▸ Task prompt
In the data below, find every line that has the string "Codes", and copy it.

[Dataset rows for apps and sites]
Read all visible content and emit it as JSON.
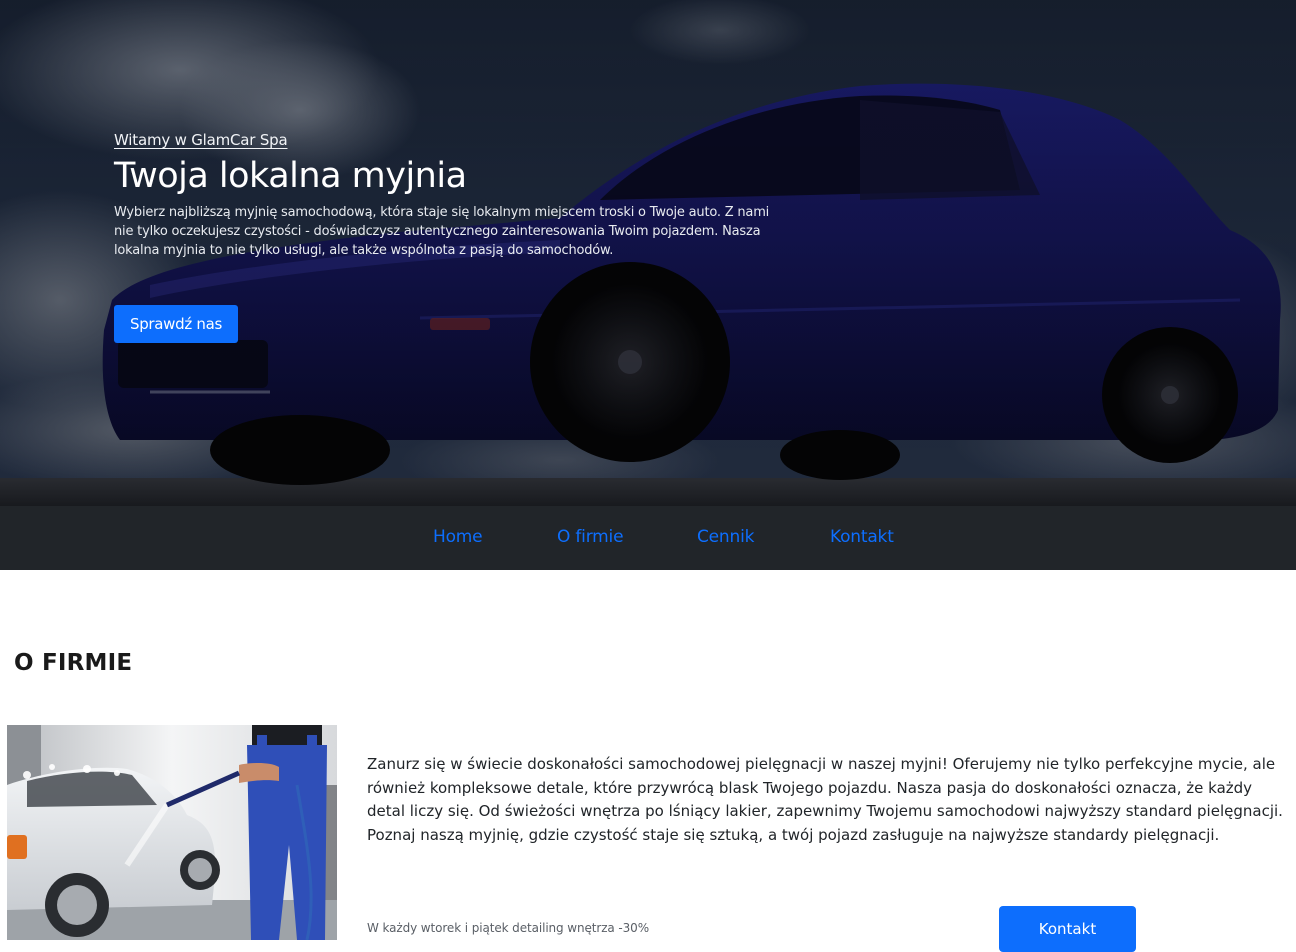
{
  "hero": {
    "greeting": "Witamy w GlamCar Spa",
    "title": "Twoja lokalna myjnia",
    "description": "Wybierz najbliższą myjnię samochodową, która staje się lokalnym miejscem troski o Twoje auto. Z nami nie tylko oczekujesz czystości - doświadczysz autentycznego zainteresowania Twoim pojazdem. Nasza lokalna myjnia to nie tylko usługi, ale także wspólnota z pasją do samochodów.",
    "cta_label": "Sprawdź nas"
  },
  "nav": {
    "items": [
      {
        "label": "Home"
      },
      {
        "label": "O firmie"
      },
      {
        "label": "Cennik"
      },
      {
        "label": "Kontakt"
      }
    ]
  },
  "about": {
    "title": "O FIRMIE",
    "text": "Zanurz się w świecie doskonałości samochodowej pielęgnacji w naszej myjni! Oferujemy nie tylko perfekcyjne mycie, ale również kompleksowe detale, które przywrócą blask Twojego pojazdu. Nasza pasja do doskonałości oznacza, że każdy detal liczy się. Od świeżości wnętrza po lśniący lakier, zapewnimy Twojemu samochodowi najwyższy standard pielęgnacji. Poznaj naszą myjnię, gdzie czystość staje się sztuką, a twój pojazd zasługuje na najwyższe standardy pielęgnacji.",
    "promo": "W każdy wtorek i piątek detailing wnętrza -30%",
    "contact_label": "Kontakt"
  },
  "colors": {
    "accent": "#0d6efd",
    "nav_background": "#212529",
    "text_dark": "#212529"
  },
  "icons": {
    "hero_image": "blue-sports-car-photo",
    "about_image": "car-wash-worker-photo"
  }
}
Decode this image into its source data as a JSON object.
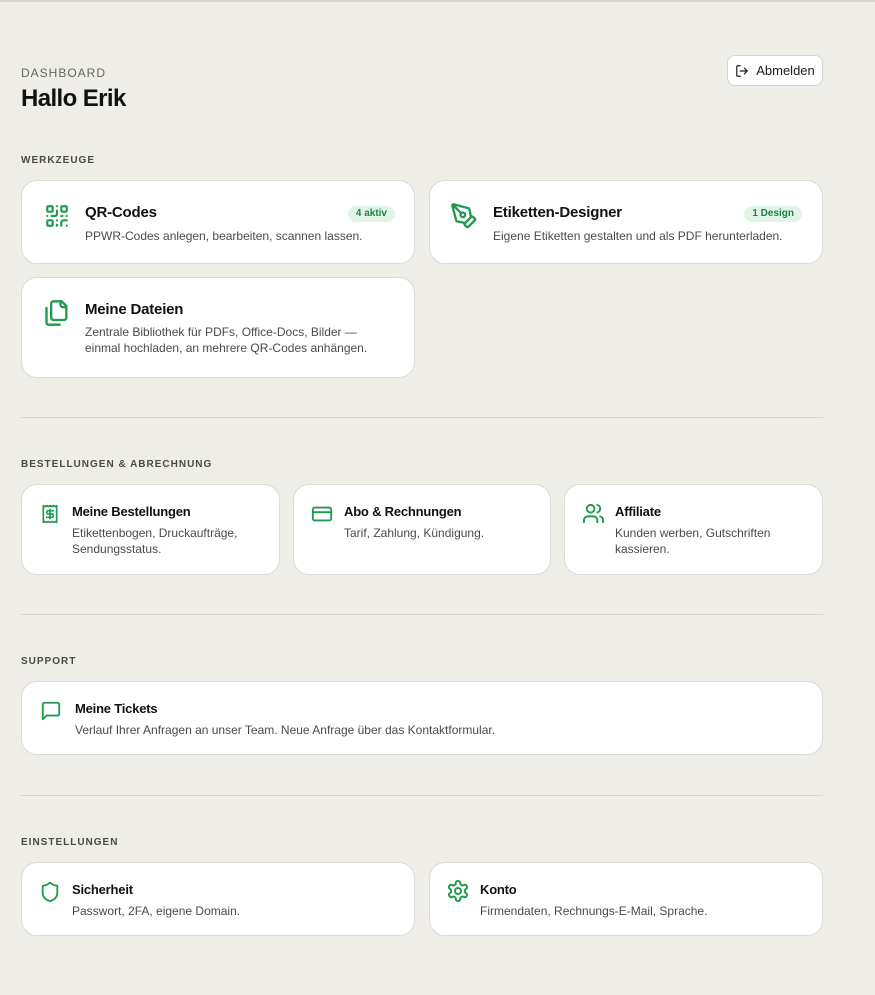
{
  "header": {
    "eyebrow": "DASHBOARD",
    "greeting": "Hallo Erik",
    "logout_label": "Abmelden"
  },
  "sections": {
    "tools": {
      "label": "WERKZEUGE",
      "cards": [
        {
          "title": "QR-Codes",
          "desc": "PPWR-Codes anlegen, bearbeiten, scannen lassen.",
          "badge": "4 aktiv",
          "icon": "qr-code-icon"
        },
        {
          "title": "Etiketten-Designer",
          "desc": "Eigene Etiketten gestalten und als PDF herunterladen.",
          "badge": "1 Design",
          "icon": "pen-tool-icon"
        },
        {
          "title": "Meine Dateien",
          "desc": "Zentrale Bibliothek für PDFs, Office-Docs, Bilder — einmal hochladen, an mehrere QR-Codes anhängen.",
          "icon": "files-icon"
        }
      ]
    },
    "orders": {
      "label": "BESTELLUNGEN & ABRECHNUNG",
      "cards": [
        {
          "title": "Meine Bestellungen",
          "desc": "Etikettenbogen, Druckaufträge, Sendungsstatus.",
          "icon": "receipt-icon"
        },
        {
          "title": "Abo & Rechnungen",
          "desc": "Tarif, Zahlung, Kündigung.",
          "icon": "credit-card-icon"
        },
        {
          "title": "Affiliate",
          "desc": "Kunden werben, Gutschriften kassieren.",
          "icon": "users-icon"
        }
      ]
    },
    "support": {
      "label": "SUPPORT",
      "cards": [
        {
          "title": "Meine Tickets",
          "desc": "Verlauf Ihrer Anfragen an unser Team. Neue Anfrage über das Kontaktformular.",
          "icon": "message-square-icon"
        }
      ]
    },
    "settings": {
      "label": "EINSTELLUNGEN",
      "cards": [
        {
          "title": "Sicherheit",
          "desc": "Passwort, 2FA, eigene Domain.",
          "icon": "shield-icon"
        },
        {
          "title": "Konto",
          "desc": "Firmendaten, Rechnungs-E-Mail, Sprache.",
          "icon": "settings-gear-icon"
        }
      ]
    }
  },
  "colors": {
    "background": "#efede8",
    "accent": "#1f9a4e",
    "badge_bg": "#e2f4e8",
    "card_border": "#dcdad4"
  }
}
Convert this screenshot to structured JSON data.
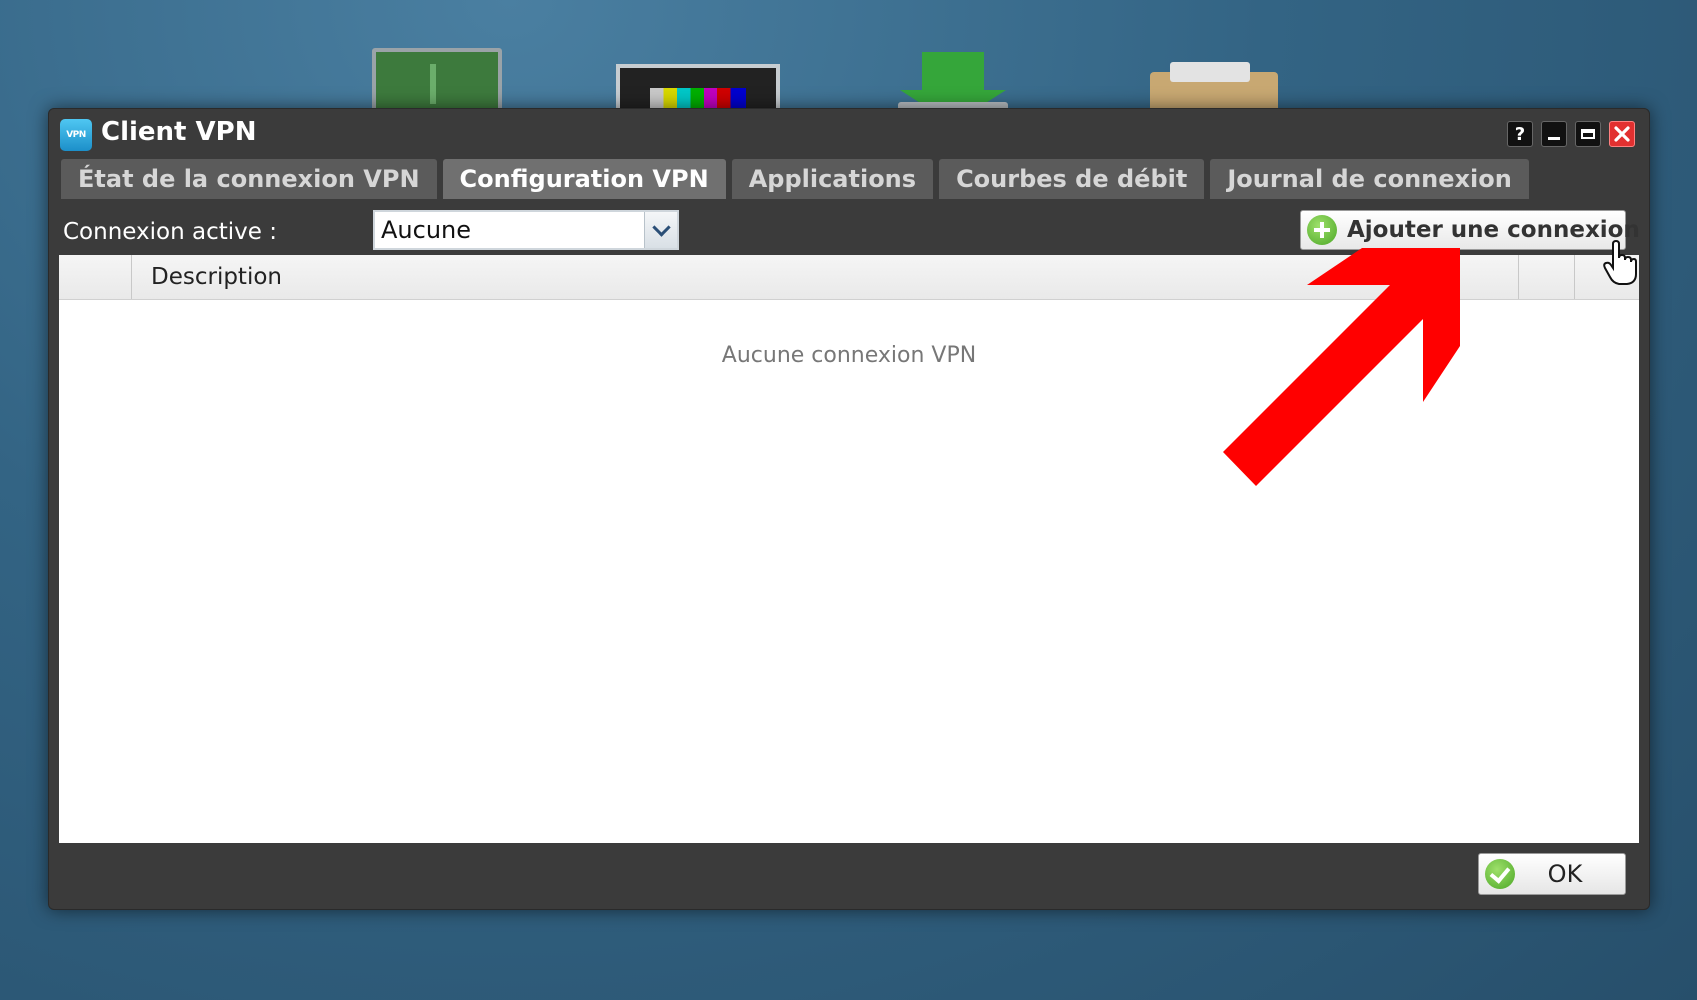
{
  "window": {
    "title": "Client VPN",
    "app_icon_text": "VPN",
    "controls": {
      "help": "?"
    }
  },
  "tabs": [
    {
      "label": "État de la connexion VPN",
      "active": false
    },
    {
      "label": "Configuration VPN",
      "active": true
    },
    {
      "label": "Applications",
      "active": false
    },
    {
      "label": "Courbes de débit",
      "active": false
    },
    {
      "label": "Journal de connexion",
      "active": false
    }
  ],
  "toolbar": {
    "active_connection_label": "Connexion active :",
    "active_connection_value": "Aucune",
    "add_button_label": "Ajouter une connexion"
  },
  "table": {
    "columns": [
      "Description"
    ],
    "empty_message": "Aucune connexion VPN"
  },
  "footer": {
    "ok_label": "OK"
  },
  "colors": {
    "annotation_arrow": "#ff0000",
    "window_bg": "#3b3b3b",
    "active_tab": "#707070",
    "inactive_tab": "#5b5b5b"
  }
}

▸ Answer box
          "title": "QR-Codes",
          "desc": "PPWR-Codes anlegen, bearbeiten, scannen lassen.",
          "desc": "Zentrale Bibliothek für PDFs, Office-Docs, Bilder — einmal hochladen, an mehrere QR-Codes anhängen.",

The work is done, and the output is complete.